Bok choy, also called Chinese cabbage, and its very similar relative pac choi, sometimes called celery cabbage, are Chinese vegetables that resemble white-stemmed Swiss chard. In Chinese the names mean "white vegetable" – even though the leaves are green and it's only the stems and veins that are white. Varieties vary considerably in leaf size and shape, but all are mild-tasting greens that are used widely in Chinese recipes.

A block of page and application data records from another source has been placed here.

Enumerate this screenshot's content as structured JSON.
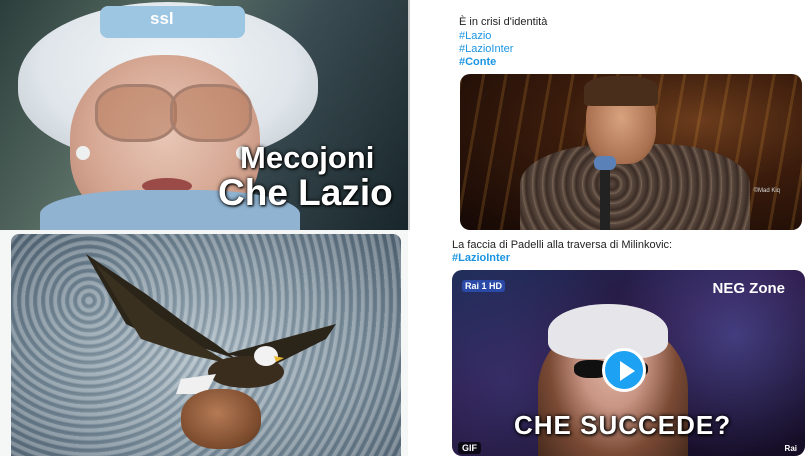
{
  "top_left_meme": {
    "hat_text": "ssl",
    "caption_line1": "Mecojoni",
    "caption_line2": "Che Lazio"
  },
  "tweet_1": {
    "text": "È in crisi d'identità",
    "hashtags": [
      "#Lazio",
      "#LazioInter",
      "#Conte"
    ],
    "image_credit": "©Mad Kiq"
  },
  "tweet_2": {
    "text": "La faccia di Padelli alla traversa di Milinkovic:",
    "hashtag": "#LazioInter",
    "video": {
      "channel_logo": "Rai 1 HD",
      "overlay_label": "NEG Zone",
      "caption": "CHE SUCCEDE?",
      "badge": "GIF",
      "watermark": "Rai"
    }
  },
  "colors": {
    "hashtag": "#1b95e0",
    "play_button": "#1da1f2"
  },
  "icons": {
    "play": "play-icon"
  }
}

Bok choy is a cool-weather crop that will quickly bolt (go to seed) in hot weather. Oddly, it will also bolt if the weather gets too cold (below 50 degrees) when it is young. For this reason it's best to start bok choy indoors about a month before the last frost, and then transplant it outdoors after the soil temperature reaches 50 degrees. Some new varieties are less prone to bolting and will tolerate both heat and cold quite well. To avoid transplant shock, plant seeds in individual cells or soil blocks. Thin to one seedling per pot by using scissors to snip off competing seedlings at the soil level.
Bok choy is a heavy feeder. It needs rich soil with plenty of nitrogen, phosphorus and potassium. Be sure to add plenty of compost and some organic fertilizer to the soil at planting time. It grows best in full sun, but can tolerate some shade. In hot climates, afternoon shade is good because it will delay bolting. If some of the plants do begin to flower, the flowers are tasty in salads. Don't let the plants set seed as they'll spread themselves through your garden and plants will be popping up everywhere for years to come.
Once the head has firmed up, it's best to harvest bok choy in its entirety. Pac choi can be harvested leaf by leaf, taking the outside leaves and allowing the center of the plant to grow more leaves. If you harvest the entire plant at once, cut it off with a sharp knife and leave the roots in the ground. Give it some liquid fertilizer and it will produce another plant.